  4. Saint Lucy - Patroness of the blind, December, 13.
  5. Saint Francis of Assisi - Patron of Italy, Founder of the Franciscan Order, October, 4.
  1. In Alter Servers Sacristy:
  2. • Our Lady of Czestochowa - Patroness of Poland, the "Black Madonna" a miraculous painting.
  3. • Saint Joseph the Worker - Spouse of the Blessed Mother, Patron of all workers, May, 1.
  4. • Our Lady of the Miraculous Medal - Medal given to Saint Catherine Laboure in France, November, 27.
  5. • Saint Teresa of Lisieux - "Little Flower", Patroness of Missionaries, October, 1.

Besides the windows, nearly all the necessary altar furniture, etc., were donated by different members of the parish. The side altar of Saint Mary was donated by The Ancient Order of Hibernians.
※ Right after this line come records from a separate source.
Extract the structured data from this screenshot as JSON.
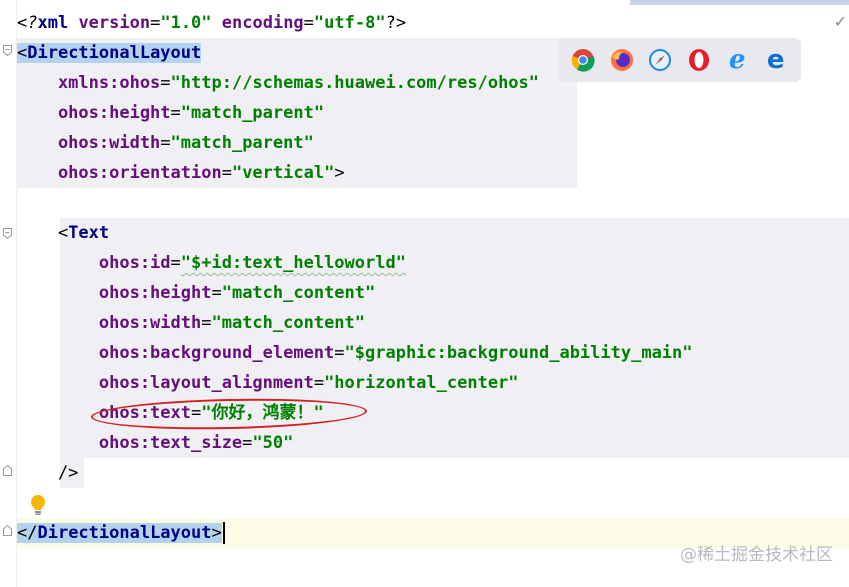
{
  "editor": {
    "lines": [
      {
        "parts": [
          [
            "punc",
            "<?"
          ],
          [
            "tag",
            "xml "
          ],
          [
            "attr",
            "version"
          ],
          [
            "punc",
            "="
          ],
          [
            "val",
            "\"1.0\""
          ],
          [
            "punc",
            " "
          ],
          [
            "attr",
            "encoding"
          ],
          [
            "punc",
            "="
          ],
          [
            "val",
            "\"utf-8\""
          ],
          [
            "punc",
            "?>"
          ]
        ]
      },
      {
        "parts": [
          [
            "punc",
            "<"
          ],
          [
            "tag",
            "DirectionalLayout"
          ]
        ]
      },
      {
        "parts": [
          [
            "attr",
            "    xmlns:ohos"
          ],
          [
            "punc",
            "="
          ],
          [
            "val",
            "\"http://schemas.huawei.com/res/ohos\""
          ]
        ]
      },
      {
        "parts": [
          [
            "attr",
            "    ohos:height"
          ],
          [
            "punc",
            "="
          ],
          [
            "val",
            "\"match_parent\""
          ]
        ]
      },
      {
        "parts": [
          [
            "attr",
            "    ohos:width"
          ],
          [
            "punc",
            "="
          ],
          [
            "val",
            "\"match_parent\""
          ]
        ]
      },
      {
        "parts": [
          [
            "attr",
            "    ohos:orientation"
          ],
          [
            "punc",
            "="
          ],
          [
            "val",
            "\"vertical\""
          ],
          [
            "punc",
            ">"
          ]
        ]
      },
      {
        "parts": []
      },
      {
        "parts": [
          [
            "punc",
            "    <"
          ],
          [
            "tag",
            "Text"
          ]
        ]
      },
      {
        "parts": [
          [
            "attr",
            "        ohos:id"
          ],
          [
            "punc",
            "="
          ],
          [
            "val",
            "\"$+id:text_helloworld\""
          ]
        ]
      },
      {
        "parts": [
          [
            "attr",
            "        ohos:height"
          ],
          [
            "punc",
            "="
          ],
          [
            "val",
            "\"match_content\""
          ]
        ]
      },
      {
        "parts": [
          [
            "attr",
            "        ohos:width"
          ],
          [
            "punc",
            "="
          ],
          [
            "val",
            "\"match_content\""
          ]
        ]
      },
      {
        "parts": [
          [
            "attr",
            "        ohos:background_element"
          ],
          [
            "punc",
            "="
          ],
          [
            "val",
            "\"$graphic:background_ability_main\""
          ]
        ]
      },
      {
        "parts": [
          [
            "attr",
            "        ohos:layout_alignment"
          ],
          [
            "punc",
            "="
          ],
          [
            "val",
            "\"horizontal_center\""
          ]
        ]
      },
      {
        "parts": [
          [
            "attr",
            "        ohos:text"
          ],
          [
            "punc",
            "="
          ],
          [
            "val",
            "\"你好，鸿蒙！\""
          ]
        ]
      },
      {
        "parts": [
          [
            "attr",
            "        ohos:text_size"
          ],
          [
            "punc",
            "="
          ],
          [
            "val",
            "\"50\""
          ]
        ]
      },
      {
        "parts": [
          [
            "punc",
            "    />"
          ]
        ]
      },
      {
        "parts": []
      },
      {
        "parts": [
          [
            "punc",
            "</"
          ],
          [
            "tag",
            "DirectionalLayout"
          ],
          [
            "punc",
            ">"
          ]
        ]
      }
    ]
  },
  "browsers": [
    "chrome-icon",
    "firefox-icon",
    "safari-icon",
    "opera-icon",
    "ie-icon",
    "edge-icon"
  ],
  "watermark": "@稀土掘金技术社区",
  "checkmark": "✓"
}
The side altar of Saint Joseph was donated by The Saint Mary Society and The Lady of Lourdes Society. The statue of Saint Mary was donated by Henry McBride and the statue of Saint Joseph by Mrs. Thomas Brennan.

Two angels on high altar were donated by The Catholic Social Club, the altar cross by James McGlade the credence table by Mary F. Phepoe, large candlesticks on high altar by Frank Fath, large candlesticks for Saint Joseph altar by Mrs. Bridget Hughes, baptismal font by Saint Mary school children, sanctuary lamp by Miss. McFadden, ostensorium and thabor by a gentleman and lady of the parish.

Three plush chairs for the sanctuary were donated by Joseph J. Gallagher, of Camden, the tabernacle lining by Mrs. Howarth, missal cover by Mary E. Gorman, vases for side altars by Mary Kelly, vases for high altar by Mrs. Julia Maloney, candelabra by Mrs.Hines, another set of candelabra by Mrs. Cloran, vestments by Henry Farrelly, cruets, of cut glass and gold mounted by Charles A. Lenny, smaller candlesticks for high alter by Mrs. Henry McIntre.

Smaller candlesticks for Blessed Virgin Mary altar were donated by Mary A. Lenny, smaller candlesticks for Saint Joseph alter by Mrs. Annie Wittington, chime of altar bells by Mary Campbell, paschal candlesticks by Mrs. James McGlade, a brass missal stand by a lady of the parish, and a pair of candlestick brackets for high altar by William Whalen.

Located on the back wall of the church are two diorama panels illustrating scenes from the life of Saint Patrick. The panel on the right depicts Saint Patrick's arrival on the island of Ireland. He is shown preaching to King Leoghaire (Leary), and lighting the Paschal fire on the Hill of Slane to celebrate the Easter Vigil and announcing the arrival of Christianity to Ireland. Notice the bard or poet asleep and holding a harp, the symbol of Ireland. The panel on the left depicts Saint Patrick baptizing two children, perhaps children of the King. The cut wood and ax symbolize the end of the druidic religion, that centered in sacred oak groves, with the coming of Christianity. The origin of these panels is uncertain, in the meantime La Fheile Padraig!